:: Exercise ::
Go through the records below and report each line with "screenshot" in it.

:: Input ::
'''

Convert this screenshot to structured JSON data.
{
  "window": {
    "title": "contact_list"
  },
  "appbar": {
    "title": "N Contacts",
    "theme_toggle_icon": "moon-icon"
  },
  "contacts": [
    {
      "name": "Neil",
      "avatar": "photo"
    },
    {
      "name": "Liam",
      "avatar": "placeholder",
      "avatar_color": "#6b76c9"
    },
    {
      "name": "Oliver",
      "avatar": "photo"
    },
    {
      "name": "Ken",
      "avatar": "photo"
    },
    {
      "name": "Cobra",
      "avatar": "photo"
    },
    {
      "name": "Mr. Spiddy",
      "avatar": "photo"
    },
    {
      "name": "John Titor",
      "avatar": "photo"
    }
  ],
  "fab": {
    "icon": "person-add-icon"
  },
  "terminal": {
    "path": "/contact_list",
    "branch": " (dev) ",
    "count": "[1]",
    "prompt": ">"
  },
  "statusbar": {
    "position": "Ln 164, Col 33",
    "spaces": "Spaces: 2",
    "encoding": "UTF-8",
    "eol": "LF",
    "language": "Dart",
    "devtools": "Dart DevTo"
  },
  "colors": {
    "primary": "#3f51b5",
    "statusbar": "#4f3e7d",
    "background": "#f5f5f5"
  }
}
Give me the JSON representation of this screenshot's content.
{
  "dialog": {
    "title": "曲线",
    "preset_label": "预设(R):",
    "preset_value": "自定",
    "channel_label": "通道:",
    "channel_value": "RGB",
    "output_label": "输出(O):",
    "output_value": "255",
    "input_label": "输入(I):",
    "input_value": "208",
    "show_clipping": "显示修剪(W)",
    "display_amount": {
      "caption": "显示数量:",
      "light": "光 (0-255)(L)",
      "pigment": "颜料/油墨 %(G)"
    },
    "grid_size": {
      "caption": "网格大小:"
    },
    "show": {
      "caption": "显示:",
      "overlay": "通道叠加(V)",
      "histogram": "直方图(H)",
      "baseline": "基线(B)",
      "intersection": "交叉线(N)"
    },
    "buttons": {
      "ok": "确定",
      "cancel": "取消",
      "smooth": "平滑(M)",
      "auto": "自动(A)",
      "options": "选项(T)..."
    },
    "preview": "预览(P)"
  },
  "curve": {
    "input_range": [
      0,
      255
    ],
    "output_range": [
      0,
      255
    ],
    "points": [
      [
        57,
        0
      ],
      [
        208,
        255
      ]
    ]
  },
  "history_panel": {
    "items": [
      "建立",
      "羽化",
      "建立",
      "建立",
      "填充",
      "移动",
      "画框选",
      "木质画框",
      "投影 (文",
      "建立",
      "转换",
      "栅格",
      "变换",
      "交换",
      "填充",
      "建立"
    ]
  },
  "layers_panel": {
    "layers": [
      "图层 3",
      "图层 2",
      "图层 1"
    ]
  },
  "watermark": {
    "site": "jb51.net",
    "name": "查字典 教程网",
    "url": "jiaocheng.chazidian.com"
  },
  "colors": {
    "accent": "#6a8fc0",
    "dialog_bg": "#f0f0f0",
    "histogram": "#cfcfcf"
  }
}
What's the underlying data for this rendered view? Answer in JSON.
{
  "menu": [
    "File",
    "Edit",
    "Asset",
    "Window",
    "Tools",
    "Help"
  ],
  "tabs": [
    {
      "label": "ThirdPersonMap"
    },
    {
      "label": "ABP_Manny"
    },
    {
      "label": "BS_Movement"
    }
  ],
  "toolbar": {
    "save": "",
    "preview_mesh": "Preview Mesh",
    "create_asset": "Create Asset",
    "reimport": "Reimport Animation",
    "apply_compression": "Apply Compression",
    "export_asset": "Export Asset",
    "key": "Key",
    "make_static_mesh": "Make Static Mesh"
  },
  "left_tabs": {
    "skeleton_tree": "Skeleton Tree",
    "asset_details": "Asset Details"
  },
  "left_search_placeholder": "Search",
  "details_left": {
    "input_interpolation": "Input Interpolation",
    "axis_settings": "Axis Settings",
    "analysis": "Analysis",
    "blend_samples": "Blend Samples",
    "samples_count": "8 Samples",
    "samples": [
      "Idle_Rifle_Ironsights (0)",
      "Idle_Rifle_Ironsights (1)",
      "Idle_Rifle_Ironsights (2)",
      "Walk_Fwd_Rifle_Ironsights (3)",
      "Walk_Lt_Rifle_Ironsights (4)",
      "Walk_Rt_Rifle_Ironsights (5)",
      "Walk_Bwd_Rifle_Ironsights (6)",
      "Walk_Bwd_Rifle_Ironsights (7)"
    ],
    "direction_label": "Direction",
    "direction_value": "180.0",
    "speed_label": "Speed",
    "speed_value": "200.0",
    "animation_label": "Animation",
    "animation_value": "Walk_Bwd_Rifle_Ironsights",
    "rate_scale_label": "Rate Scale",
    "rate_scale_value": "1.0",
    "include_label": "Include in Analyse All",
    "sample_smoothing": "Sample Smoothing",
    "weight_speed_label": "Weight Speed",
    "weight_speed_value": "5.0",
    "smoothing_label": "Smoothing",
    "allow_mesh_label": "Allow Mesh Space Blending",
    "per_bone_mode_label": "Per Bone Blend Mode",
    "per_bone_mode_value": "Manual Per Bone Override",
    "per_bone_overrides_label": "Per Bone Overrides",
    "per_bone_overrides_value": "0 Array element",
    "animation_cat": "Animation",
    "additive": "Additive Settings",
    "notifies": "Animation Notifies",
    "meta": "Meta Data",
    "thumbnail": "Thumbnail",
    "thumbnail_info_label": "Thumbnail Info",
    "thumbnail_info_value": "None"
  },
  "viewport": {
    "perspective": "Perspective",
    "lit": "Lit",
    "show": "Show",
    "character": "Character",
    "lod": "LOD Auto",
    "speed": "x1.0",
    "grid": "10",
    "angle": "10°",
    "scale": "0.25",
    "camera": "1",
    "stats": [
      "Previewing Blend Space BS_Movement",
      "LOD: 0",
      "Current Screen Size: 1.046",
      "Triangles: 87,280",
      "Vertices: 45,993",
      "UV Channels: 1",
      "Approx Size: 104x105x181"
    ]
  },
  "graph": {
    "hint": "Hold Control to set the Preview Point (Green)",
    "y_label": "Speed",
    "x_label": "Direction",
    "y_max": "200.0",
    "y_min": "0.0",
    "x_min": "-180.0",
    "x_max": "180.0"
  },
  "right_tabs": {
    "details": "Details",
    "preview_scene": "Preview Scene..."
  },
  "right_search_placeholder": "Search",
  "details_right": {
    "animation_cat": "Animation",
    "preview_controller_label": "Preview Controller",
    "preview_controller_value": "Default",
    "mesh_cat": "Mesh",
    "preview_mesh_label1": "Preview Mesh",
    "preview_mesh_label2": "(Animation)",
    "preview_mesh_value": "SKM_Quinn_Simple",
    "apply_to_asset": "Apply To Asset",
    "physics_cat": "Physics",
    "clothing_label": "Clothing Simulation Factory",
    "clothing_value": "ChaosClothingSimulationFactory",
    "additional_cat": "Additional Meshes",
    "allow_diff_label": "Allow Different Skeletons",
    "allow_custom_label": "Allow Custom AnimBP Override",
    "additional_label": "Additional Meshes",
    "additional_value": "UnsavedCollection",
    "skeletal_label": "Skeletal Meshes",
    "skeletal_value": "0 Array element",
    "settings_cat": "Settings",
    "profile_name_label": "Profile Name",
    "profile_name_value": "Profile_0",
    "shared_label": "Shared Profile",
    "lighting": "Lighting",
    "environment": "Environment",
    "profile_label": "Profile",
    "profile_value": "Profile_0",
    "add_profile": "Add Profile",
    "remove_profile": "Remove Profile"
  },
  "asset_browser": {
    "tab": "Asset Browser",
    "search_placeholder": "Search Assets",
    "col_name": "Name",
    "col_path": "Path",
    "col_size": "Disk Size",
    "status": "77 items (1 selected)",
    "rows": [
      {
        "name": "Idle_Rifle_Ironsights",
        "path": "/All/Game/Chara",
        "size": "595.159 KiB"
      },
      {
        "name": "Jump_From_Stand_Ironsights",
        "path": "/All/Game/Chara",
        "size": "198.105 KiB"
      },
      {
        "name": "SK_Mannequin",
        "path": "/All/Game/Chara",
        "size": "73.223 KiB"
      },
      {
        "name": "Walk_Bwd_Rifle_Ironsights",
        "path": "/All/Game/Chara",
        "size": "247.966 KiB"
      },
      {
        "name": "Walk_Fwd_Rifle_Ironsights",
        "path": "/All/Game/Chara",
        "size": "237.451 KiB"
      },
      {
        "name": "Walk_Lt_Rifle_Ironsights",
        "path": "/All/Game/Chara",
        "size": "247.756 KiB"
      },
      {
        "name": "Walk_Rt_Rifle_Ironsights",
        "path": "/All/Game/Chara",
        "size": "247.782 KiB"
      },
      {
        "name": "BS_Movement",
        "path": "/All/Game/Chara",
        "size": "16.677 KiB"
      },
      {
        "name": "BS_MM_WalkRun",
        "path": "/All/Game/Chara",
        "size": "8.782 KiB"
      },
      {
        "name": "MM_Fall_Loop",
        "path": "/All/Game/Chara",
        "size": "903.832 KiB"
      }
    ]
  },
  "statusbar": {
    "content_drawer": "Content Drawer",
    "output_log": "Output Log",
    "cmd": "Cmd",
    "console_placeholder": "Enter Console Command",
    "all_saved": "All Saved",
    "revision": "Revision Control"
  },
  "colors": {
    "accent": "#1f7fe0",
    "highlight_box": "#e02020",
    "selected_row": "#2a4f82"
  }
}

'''

:: Written answer ::
Convert this screenshot to structured JSON data.
Give me the JSON representation of this screenshot's content.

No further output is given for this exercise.